**ASSIGNMENT:** Return the records below exactly as they are written.

**MATERIAL PROVIDED:**
* * * * * * *

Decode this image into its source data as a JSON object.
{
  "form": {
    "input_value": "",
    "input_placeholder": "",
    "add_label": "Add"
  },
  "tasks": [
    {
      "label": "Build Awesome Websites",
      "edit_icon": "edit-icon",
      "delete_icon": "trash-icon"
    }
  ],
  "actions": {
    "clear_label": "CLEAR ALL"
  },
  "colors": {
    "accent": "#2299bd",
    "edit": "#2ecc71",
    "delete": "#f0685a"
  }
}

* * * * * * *

**SOLUTION FOR THIS TASK:**
Decode this image into its source data as a JSON object.
{
  "form": {
    "input_value": "",
    "input_placeholder": "",
    "add_label": "Add"
  },
  "tasks": [
    {
      "label": "Build Awesome Websites",
      "edit_icon": "edit-icon",
      "delete_icon": "trash-icon"
    }
  ],
  "actions": {
    "clear_label": "CLEAR ALL"
  },
  "colors": {
    "accent": "#2299bd",
    "edit": "#2ecc71",
    "delete": "#f0685a"
  }
}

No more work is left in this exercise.